• _Provided records_:

>>

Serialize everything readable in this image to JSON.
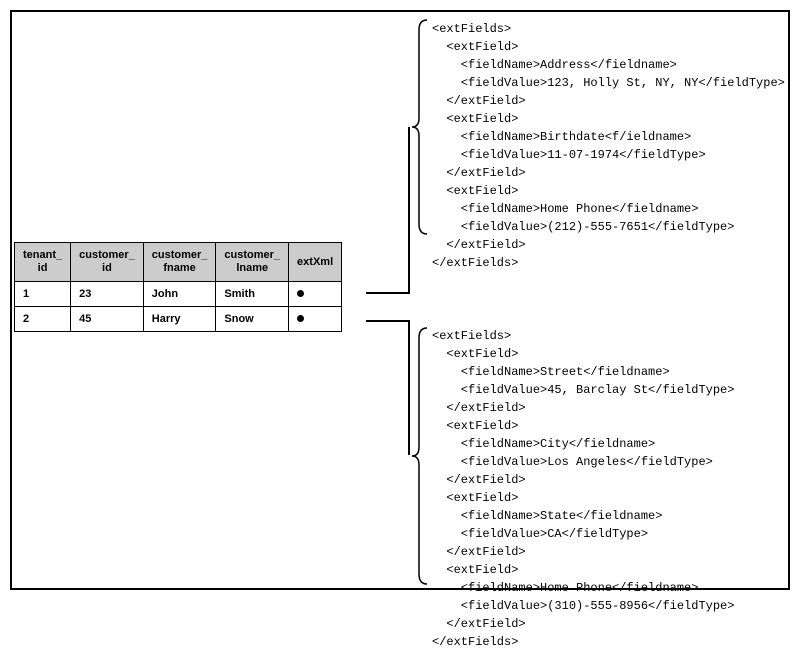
{
  "table": {
    "headers": {
      "tenant_id": "tenant_\nid",
      "customer_id": "customer_\nid",
      "customer_fname": "customer_\nfname",
      "customer_lname": "customer_\nlname",
      "extXml": "extXml"
    },
    "rows": [
      {
        "tenant_id": "1",
        "customer_id": "23",
        "customer_fname": "John",
        "customer_lname": "Smith"
      },
      {
        "tenant_id": "2",
        "customer_id": "45",
        "customer_fname": "Harry",
        "customer_lname": "Snow"
      }
    ]
  },
  "xml_top": {
    "lines": [
      "<extFields>",
      "  <extField>",
      "    <fieldName>Address</fieldname>",
      "    <fieldValue>123, Holly St, NY, NY</fieldType>",
      "  </extField>",
      "  <extField>",
      "    <fieldName>Birthdate<f/ieldname>",
      "    <fieldValue>11-07-1974</fieldType>",
      "  </extField>",
      "  <extField>",
      "    <fieldName>Home Phone</fieldname>",
      "    <fieldValue>(212)-555-7651</fieldType>",
      "  </extField>",
      "</extFields>"
    ]
  },
  "xml_bottom": {
    "lines": [
      "<extFields>",
      "  <extField>",
      "    <fieldName>Street</fieldname>",
      "    <fieldValue>45, Barclay St</fieldType>",
      "  </extField>",
      "  <extField>",
      "    <fieldName>City</fieldname>",
      "    <fieldValue>Los Angeles</fieldType>",
      "  </extField>",
      "  <extField>",
      "    <fieldName>State</fieldname>",
      "    <fieldValue>CA</fieldType>",
      "  </extField>",
      "  <extField>",
      "    <fieldName>Home Phone</fieldname>",
      "    <fieldValue>(310)-555-8956</fieldType>",
      "  </extField>",
      "</extFields>"
    ]
  }
}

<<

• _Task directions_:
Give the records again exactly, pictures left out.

• _Answer for the task_:
Serialize everything readable in this image to JSON.
{
  "table": {
    "headers": {
      "tenant_id": "tenant_\nid",
      "customer_id": "customer_\nid",
      "customer_fname": "customer_\nfname",
      "customer_lname": "customer_\nlname",
      "extXml": "extXml"
    },
    "rows": [
      {
        "tenant_id": "1",
        "customer_id": "23",
        "customer_fname": "John",
        "customer_lname": "Smith"
      },
      {
        "tenant_id": "2",
        "customer_id": "45",
        "customer_fname": "Harry",
        "customer_lname": "Snow"
      }
    ]
  },
  "xml_top": {
    "lines": [
      "<extFields>",
      "  <extField>",
      "    <fieldName>Address</fieldname>",
      "    <fieldValue>123, Holly St, NY, NY</fieldType>",
      "  </extField>",
      "  <extField>",
      "    <fieldName>Birthdate<f/ieldname>",
      "    <fieldValue>11-07-1974</fieldType>",
      "  </extField>",
      "  <extField>",
      "    <fieldName>Home Phone</fieldname>",
      "    <fieldValue>(212)-555-7651</fieldType>",
      "  </extField>",
      "</extFields>"
    ]
  },
  "xml_bottom": {
    "lines": [
      "<extFields>",
      "  <extField>",
      "    <fieldName>Street</fieldname>",
      "    <fieldValue>45, Barclay St</fieldType>",
      "  </extField>",
      "  <extField>",
      "    <fieldName>City</fieldname>",
      "    <fieldValue>Los Angeles</fieldType>",
      "  </extField>",
      "  <extField>",
      "    <fieldName>State</fieldname>",
      "    <fieldValue>CA</fieldType>",
      "  </extField>",
      "  <extField>",
      "    <fieldName>Home Phone</fieldname>",
      "    <fieldValue>(310)-555-8956</fieldType>",
      "  </extField>",
      "</extFields>"
    ]
  }
}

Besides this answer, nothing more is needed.